TO DO: State how many lines of the records below contain the word "true", giving the number and nothing else.

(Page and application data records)

::::

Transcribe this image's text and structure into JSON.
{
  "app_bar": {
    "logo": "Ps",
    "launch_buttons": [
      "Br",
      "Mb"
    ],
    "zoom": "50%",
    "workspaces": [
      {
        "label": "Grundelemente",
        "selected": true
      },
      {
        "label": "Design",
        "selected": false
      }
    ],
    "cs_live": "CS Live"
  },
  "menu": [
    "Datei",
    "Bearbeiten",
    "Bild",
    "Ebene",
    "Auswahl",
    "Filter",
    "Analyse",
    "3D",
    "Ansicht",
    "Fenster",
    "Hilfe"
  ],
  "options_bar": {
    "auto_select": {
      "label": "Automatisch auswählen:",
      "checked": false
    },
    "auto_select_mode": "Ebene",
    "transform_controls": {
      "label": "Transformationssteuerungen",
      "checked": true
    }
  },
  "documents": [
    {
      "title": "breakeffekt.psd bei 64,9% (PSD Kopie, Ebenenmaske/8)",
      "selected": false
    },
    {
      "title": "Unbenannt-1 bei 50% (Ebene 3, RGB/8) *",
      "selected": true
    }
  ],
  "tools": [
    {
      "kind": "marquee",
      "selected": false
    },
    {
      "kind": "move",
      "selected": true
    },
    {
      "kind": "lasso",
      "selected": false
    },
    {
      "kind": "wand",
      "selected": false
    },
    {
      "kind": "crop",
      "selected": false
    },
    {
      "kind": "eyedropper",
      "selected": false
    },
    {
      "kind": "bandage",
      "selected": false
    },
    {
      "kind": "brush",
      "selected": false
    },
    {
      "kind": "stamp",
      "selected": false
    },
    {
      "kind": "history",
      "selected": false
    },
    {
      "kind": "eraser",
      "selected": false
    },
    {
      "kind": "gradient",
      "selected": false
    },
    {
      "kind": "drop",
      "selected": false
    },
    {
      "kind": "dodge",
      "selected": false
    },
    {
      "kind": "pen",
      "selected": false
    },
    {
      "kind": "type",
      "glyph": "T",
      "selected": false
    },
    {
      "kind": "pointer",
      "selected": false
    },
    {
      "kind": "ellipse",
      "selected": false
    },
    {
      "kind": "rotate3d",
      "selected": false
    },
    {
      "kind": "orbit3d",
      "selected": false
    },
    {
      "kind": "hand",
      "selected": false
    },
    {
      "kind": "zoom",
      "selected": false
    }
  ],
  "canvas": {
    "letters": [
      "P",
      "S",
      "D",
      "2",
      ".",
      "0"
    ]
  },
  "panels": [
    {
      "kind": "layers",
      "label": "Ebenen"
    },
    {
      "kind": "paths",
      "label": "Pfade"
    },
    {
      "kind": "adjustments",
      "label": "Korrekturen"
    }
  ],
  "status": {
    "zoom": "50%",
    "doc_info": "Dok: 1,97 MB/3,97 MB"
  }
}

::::

WRITTEN ANSWER: 4